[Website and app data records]
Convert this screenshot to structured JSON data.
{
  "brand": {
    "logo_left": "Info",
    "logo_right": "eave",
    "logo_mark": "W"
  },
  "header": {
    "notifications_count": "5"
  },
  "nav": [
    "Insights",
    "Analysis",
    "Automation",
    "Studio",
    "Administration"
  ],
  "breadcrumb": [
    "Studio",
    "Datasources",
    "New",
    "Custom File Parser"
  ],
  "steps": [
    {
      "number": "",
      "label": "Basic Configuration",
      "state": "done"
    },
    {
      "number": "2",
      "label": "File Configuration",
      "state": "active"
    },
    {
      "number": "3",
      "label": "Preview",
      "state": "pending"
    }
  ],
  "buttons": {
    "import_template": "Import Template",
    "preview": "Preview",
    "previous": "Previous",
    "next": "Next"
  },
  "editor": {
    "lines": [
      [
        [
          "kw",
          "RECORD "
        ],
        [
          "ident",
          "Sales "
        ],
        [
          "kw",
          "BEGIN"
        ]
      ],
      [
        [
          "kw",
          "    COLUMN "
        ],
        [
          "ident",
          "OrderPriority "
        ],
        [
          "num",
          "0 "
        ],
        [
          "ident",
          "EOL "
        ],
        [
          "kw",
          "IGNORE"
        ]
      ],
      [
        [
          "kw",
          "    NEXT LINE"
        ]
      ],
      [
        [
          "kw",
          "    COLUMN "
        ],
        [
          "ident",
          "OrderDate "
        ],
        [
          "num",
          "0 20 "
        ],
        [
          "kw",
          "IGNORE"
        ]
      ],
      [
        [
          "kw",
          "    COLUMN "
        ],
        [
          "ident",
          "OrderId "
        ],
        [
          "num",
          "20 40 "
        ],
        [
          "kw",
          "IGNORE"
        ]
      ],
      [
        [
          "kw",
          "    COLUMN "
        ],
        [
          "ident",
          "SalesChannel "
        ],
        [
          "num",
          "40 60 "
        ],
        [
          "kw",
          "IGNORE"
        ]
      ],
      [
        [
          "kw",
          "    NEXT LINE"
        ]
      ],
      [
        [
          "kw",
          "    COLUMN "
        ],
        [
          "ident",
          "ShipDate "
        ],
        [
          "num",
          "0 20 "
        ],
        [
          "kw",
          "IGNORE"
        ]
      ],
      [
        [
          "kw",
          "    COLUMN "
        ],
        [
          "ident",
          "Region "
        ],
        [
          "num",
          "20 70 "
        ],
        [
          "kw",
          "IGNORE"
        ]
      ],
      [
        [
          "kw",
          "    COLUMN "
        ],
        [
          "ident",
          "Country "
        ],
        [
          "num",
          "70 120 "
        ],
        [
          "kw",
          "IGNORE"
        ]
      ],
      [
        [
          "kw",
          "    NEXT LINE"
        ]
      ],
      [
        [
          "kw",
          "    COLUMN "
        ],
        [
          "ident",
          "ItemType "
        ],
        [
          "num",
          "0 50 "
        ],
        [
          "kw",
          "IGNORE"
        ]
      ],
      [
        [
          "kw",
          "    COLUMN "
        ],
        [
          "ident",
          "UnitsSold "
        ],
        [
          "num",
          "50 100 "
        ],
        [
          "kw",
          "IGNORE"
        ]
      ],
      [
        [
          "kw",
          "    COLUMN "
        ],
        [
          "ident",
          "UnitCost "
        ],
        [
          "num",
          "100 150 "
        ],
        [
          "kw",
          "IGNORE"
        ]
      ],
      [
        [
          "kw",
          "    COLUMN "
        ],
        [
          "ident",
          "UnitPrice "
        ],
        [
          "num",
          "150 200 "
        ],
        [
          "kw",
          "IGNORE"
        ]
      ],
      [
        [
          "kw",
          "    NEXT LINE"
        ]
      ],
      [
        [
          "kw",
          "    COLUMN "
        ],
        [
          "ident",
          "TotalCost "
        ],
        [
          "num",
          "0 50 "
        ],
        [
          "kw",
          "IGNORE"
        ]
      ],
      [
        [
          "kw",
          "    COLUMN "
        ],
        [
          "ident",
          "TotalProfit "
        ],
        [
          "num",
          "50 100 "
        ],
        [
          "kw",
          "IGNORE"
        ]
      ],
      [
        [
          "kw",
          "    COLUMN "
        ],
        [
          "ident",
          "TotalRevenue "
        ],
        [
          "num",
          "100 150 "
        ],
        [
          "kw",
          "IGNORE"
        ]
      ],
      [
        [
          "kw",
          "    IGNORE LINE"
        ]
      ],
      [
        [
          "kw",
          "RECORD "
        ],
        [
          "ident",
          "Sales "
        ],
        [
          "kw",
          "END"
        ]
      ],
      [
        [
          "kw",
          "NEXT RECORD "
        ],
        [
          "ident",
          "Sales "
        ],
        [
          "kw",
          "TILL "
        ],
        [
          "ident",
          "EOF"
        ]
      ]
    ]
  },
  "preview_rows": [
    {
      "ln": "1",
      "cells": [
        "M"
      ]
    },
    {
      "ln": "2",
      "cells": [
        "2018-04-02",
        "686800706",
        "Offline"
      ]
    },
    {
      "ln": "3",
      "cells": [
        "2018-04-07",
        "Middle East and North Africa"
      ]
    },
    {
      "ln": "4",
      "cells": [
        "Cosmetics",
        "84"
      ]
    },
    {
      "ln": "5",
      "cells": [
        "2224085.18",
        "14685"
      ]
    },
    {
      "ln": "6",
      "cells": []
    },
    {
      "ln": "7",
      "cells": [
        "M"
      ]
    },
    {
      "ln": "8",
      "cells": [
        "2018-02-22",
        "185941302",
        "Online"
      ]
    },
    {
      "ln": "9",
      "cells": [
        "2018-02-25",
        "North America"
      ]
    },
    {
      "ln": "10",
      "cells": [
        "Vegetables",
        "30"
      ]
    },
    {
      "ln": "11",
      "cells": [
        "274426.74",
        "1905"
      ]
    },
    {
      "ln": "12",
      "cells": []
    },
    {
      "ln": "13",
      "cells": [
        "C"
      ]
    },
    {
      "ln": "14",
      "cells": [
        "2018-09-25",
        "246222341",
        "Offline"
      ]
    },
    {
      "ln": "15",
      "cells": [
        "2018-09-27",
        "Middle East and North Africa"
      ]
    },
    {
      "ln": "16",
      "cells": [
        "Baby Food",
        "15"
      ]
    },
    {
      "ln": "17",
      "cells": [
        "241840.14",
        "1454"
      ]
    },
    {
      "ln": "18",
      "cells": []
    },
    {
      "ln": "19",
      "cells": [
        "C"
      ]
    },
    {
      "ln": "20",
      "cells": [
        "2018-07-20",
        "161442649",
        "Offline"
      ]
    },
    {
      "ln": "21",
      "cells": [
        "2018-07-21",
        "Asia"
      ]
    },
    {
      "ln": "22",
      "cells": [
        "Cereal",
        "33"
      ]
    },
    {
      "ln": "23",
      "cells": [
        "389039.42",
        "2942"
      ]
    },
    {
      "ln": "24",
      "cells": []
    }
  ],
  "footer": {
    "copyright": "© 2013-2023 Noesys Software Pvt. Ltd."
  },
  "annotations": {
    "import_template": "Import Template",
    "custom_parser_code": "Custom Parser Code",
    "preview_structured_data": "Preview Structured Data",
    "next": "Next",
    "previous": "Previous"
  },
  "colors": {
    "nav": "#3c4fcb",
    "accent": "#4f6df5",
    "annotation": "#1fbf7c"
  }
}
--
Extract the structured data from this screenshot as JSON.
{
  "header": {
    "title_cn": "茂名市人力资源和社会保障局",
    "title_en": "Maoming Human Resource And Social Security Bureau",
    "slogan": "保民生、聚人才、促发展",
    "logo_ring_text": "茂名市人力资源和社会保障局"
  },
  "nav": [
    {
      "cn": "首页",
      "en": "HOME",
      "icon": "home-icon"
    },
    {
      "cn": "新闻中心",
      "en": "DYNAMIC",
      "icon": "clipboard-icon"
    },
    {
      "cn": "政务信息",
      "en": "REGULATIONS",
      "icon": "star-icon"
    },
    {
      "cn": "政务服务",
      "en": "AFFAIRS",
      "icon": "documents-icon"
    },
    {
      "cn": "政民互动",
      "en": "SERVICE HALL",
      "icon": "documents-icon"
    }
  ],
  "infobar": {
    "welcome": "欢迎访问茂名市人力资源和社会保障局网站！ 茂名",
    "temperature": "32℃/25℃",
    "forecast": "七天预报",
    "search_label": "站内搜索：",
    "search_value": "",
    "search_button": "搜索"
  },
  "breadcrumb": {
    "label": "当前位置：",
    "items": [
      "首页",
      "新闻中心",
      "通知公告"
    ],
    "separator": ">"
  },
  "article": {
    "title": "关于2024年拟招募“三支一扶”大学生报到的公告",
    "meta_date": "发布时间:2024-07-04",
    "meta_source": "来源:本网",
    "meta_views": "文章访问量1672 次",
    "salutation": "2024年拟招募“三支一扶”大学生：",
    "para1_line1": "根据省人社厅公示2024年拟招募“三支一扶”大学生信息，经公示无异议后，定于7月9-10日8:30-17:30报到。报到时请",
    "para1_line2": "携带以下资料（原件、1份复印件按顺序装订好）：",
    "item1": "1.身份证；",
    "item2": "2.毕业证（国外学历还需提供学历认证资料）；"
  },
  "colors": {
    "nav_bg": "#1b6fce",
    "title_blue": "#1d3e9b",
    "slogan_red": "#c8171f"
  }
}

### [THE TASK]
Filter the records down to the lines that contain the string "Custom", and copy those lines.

### [WRITTEN ANSWER]
    "Custom File Parser"
    "custom_parser_code": "Custom Parser Code",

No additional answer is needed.